Records drawn from a dataset
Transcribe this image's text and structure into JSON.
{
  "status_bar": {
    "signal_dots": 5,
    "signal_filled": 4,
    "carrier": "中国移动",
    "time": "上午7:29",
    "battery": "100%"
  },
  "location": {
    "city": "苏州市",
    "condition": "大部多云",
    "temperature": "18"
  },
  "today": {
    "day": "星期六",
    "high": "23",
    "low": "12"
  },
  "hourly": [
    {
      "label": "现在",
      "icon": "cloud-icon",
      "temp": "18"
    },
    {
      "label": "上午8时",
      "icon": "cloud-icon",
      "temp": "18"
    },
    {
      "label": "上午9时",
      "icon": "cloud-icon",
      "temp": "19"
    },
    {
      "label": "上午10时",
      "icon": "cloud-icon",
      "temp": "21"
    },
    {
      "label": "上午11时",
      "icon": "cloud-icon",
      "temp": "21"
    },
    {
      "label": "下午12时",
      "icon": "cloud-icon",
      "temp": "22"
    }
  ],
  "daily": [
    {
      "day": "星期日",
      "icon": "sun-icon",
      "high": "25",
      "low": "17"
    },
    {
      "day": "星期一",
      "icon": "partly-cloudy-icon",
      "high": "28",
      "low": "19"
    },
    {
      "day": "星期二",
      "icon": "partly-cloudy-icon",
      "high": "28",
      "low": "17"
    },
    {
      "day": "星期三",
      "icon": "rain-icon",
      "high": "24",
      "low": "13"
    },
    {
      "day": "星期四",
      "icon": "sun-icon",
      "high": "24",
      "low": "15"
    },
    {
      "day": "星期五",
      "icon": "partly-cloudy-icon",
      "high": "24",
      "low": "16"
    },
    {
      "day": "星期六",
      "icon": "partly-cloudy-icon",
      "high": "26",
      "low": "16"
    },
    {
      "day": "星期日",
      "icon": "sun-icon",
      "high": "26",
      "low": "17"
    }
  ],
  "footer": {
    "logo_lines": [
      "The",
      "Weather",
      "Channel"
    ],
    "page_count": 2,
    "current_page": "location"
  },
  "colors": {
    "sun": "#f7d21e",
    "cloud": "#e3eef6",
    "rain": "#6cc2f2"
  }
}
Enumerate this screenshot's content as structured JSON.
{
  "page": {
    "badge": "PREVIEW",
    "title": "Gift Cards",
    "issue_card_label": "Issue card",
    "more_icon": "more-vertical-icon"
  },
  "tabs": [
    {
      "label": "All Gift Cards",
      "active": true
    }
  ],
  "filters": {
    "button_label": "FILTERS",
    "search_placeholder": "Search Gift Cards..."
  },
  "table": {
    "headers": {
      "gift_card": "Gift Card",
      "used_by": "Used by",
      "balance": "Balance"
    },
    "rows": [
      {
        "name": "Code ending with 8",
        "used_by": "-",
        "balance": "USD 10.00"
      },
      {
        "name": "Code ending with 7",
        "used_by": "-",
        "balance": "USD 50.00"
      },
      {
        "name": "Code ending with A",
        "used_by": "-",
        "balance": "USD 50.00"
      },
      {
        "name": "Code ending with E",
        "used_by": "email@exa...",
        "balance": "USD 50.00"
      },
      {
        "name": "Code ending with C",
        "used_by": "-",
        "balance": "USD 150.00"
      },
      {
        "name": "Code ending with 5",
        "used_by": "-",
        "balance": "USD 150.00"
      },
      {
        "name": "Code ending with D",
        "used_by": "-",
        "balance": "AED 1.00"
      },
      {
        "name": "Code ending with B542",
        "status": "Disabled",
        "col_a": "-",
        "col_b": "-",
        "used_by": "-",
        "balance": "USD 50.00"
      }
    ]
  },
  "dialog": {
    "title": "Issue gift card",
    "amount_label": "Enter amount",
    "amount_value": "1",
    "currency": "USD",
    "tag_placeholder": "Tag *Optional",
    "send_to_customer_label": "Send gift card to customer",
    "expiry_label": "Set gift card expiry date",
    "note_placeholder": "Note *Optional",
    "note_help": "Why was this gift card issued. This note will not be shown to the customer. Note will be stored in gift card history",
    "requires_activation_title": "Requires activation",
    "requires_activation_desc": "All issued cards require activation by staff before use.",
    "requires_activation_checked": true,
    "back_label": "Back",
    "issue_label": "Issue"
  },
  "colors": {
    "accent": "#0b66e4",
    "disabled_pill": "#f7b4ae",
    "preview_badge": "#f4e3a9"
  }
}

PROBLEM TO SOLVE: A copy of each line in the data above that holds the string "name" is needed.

YOUR SOLUTION:
        "name": "Code ending with 8",
        "name": "Code ending with 7",
        "name": "Code ending with A",
        "name": "Code ending with E",
        "name": "Code ending with C",
        "name": "Code ending with 5",
        "name": "Code ending with D",
        "name": "Code ending with B542",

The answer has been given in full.